### [Requirement]
A single number is the whole answer: the count of lines in these entries that hold "postgres".

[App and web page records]
--------

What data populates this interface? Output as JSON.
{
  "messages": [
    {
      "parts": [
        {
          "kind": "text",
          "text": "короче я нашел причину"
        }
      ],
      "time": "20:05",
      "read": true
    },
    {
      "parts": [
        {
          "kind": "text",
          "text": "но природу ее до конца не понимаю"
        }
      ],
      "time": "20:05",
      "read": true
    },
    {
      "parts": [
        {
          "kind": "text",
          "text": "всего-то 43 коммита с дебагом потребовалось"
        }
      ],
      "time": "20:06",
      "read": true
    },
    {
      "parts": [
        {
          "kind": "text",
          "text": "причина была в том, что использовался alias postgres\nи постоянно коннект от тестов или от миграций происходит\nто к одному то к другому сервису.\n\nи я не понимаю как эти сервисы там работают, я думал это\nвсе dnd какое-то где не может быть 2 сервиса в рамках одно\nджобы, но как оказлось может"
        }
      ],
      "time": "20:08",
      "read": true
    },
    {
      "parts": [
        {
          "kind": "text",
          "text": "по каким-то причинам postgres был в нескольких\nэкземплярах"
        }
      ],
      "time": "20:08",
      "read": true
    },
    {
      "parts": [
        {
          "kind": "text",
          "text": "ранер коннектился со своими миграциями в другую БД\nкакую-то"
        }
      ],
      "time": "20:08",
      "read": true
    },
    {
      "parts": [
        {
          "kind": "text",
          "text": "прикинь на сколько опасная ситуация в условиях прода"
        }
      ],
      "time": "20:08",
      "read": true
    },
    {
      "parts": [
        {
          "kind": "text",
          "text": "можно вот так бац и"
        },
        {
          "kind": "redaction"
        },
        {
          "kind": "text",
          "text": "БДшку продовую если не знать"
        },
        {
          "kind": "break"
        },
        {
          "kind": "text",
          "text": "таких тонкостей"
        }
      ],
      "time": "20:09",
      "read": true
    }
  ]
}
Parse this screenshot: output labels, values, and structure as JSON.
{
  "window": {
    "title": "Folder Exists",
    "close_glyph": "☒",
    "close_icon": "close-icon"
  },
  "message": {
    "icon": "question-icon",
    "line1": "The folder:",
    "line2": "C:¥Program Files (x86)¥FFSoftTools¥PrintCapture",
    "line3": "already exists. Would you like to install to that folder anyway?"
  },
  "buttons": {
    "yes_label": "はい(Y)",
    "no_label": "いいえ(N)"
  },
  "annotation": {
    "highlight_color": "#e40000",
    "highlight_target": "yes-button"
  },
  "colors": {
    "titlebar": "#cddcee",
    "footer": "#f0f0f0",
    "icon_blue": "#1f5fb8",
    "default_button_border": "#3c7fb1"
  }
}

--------

### [Result of the task]
2